What this task involves
Bring together every line in the data that includes "Should".

Records supplied
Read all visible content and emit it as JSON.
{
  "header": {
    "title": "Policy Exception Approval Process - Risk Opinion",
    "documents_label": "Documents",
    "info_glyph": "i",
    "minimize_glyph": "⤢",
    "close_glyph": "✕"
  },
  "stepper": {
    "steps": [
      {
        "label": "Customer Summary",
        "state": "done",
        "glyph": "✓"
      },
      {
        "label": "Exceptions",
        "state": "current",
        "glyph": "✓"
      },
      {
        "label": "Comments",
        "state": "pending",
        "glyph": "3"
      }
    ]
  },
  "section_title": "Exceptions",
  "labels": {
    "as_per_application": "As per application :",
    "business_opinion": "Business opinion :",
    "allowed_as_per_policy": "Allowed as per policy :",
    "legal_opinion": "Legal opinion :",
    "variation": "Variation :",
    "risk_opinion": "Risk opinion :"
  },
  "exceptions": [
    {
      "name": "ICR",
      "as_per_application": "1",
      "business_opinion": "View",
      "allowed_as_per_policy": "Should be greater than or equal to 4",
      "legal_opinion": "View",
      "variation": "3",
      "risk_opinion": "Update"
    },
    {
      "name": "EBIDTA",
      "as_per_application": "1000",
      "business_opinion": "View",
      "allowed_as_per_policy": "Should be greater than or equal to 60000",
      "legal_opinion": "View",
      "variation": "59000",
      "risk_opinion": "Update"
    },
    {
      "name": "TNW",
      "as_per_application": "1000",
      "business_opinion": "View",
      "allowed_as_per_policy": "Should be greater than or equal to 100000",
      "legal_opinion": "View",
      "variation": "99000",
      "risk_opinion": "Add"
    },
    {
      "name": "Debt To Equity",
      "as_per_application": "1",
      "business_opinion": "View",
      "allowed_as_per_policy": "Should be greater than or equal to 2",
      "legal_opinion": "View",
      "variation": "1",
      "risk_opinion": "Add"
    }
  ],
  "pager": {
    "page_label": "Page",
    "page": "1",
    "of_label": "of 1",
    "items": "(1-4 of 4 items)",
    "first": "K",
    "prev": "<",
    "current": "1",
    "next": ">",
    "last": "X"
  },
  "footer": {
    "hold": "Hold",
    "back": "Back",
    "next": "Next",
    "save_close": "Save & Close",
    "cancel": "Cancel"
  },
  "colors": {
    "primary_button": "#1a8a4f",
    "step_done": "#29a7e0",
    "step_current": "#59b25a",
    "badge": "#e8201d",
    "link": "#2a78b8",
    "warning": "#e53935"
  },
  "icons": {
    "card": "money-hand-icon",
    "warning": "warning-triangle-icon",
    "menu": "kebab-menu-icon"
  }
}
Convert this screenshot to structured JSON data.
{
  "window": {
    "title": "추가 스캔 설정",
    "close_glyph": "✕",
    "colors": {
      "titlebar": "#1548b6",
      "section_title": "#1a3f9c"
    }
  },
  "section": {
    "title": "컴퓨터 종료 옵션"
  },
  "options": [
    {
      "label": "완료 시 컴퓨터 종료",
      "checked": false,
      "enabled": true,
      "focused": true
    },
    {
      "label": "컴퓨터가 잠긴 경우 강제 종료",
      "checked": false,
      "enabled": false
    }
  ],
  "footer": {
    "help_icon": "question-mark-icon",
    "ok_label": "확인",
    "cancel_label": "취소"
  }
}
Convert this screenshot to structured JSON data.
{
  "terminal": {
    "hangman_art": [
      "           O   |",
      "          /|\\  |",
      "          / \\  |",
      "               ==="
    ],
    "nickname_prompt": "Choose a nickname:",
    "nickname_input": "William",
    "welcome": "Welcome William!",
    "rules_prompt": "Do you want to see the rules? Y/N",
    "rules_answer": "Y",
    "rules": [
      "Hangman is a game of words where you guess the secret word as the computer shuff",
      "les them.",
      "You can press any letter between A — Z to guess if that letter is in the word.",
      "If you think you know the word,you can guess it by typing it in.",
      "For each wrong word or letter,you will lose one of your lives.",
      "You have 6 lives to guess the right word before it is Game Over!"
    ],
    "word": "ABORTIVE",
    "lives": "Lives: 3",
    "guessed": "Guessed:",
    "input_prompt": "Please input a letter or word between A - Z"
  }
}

Task answer
      "allowed_as_per_policy": "Should be greater than or equal to 4",
      "allowed_as_per_policy": "Should be greater than or equal to 60000",
      "allowed_as_per_policy": "Should be greater than or equal to 100000",
      "allowed_as_per_policy": "Should be greater than or equal to 2",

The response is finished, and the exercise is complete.